* _Activity_:
Please find the lines in the entries below that contain the word "time", and copy each one.

BEGIN

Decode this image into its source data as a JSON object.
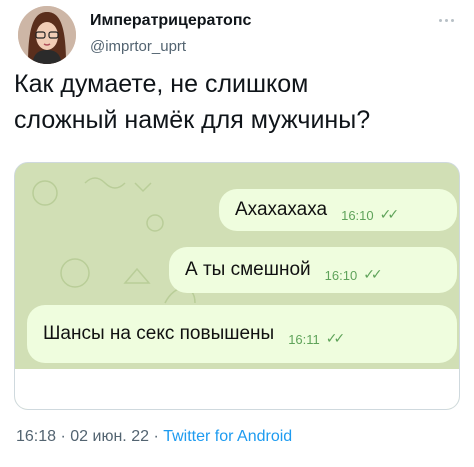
{
  "author": {
    "display_name": "Императрицератопс",
    "handle": "@imprtor_uprt"
  },
  "tweet": {
    "text": "Как думаете, не слишком\nсложный намёк для мужчины?"
  },
  "chat": {
    "messages": [
      {
        "text": "Ахахахаха",
        "time": "16:10",
        "status": "read-double-check"
      },
      {
        "text": "А ты смешной",
        "time": "16:10",
        "status": "read-double-check"
      },
      {
        "text": "Шансы на секс повышены",
        "time": "16:11",
        "status": "read-double-check"
      }
    ],
    "bubble_color": "#effdde",
    "background_color": "#d1dfb5",
    "accent_color": "#5fa35a"
  },
  "meta": {
    "time": "16:18",
    "separator": "·",
    "date": "02 июн. 22",
    "source": "Twitter for Android"
  },
  "icons": {
    "more": "more-dots-icon",
    "read_status": "double-check-icon"
  }
}
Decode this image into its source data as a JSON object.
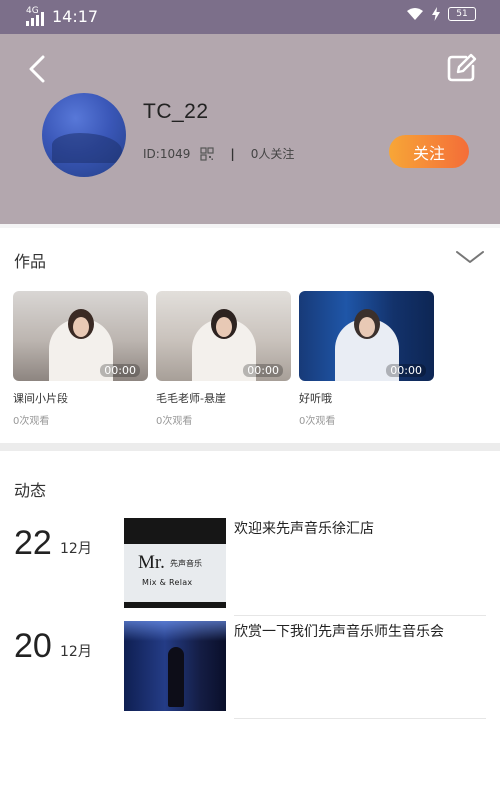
{
  "status_bar": {
    "network": "4G",
    "time": "14:17",
    "battery": "51"
  },
  "profile": {
    "username": "TC_22",
    "id_text": "ID:1049",
    "followers": "0人关注",
    "follow_label": "关注"
  },
  "works": {
    "title": "作品",
    "videos": [
      {
        "title": "课间小片段",
        "views": "0次观看",
        "duration": "00:00"
      },
      {
        "title": "毛毛老师-悬崖",
        "views": "0次观看",
        "duration": "00:00"
      },
      {
        "title": "好听哦",
        "views": "0次观看",
        "duration": "00:00"
      }
    ]
  },
  "feed": {
    "title": "动态",
    "items": [
      {
        "day": "22",
        "month": "12月",
        "text": "欢迎来先声音乐徐汇店",
        "thumb_sign": {
          "mr": "Mr.",
          "cn": "先声音乐",
          "mix": "Mix & Relax"
        }
      },
      {
        "day": "20",
        "month": "12月",
        "text": "欣赏一下我们先声音乐师生音乐会"
      }
    ]
  },
  "colors": {
    "status_bar": "#7c6f8a",
    "header_bg": "#b3a7ae",
    "follow_gradient_start": "#f7a637",
    "follow_gradient_end": "#f46d38"
  }
}
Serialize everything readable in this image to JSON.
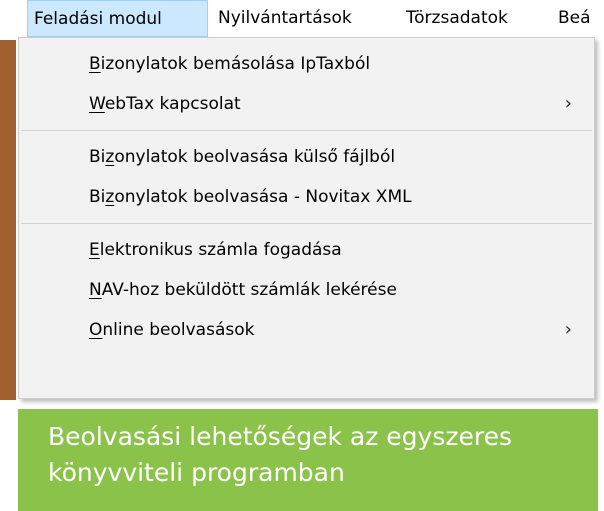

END

* _Reply_:
        "time": "16:10",
        "time": "16:10",
        "time": "16:11",
    "time": "16:18",
    "time": "14:17",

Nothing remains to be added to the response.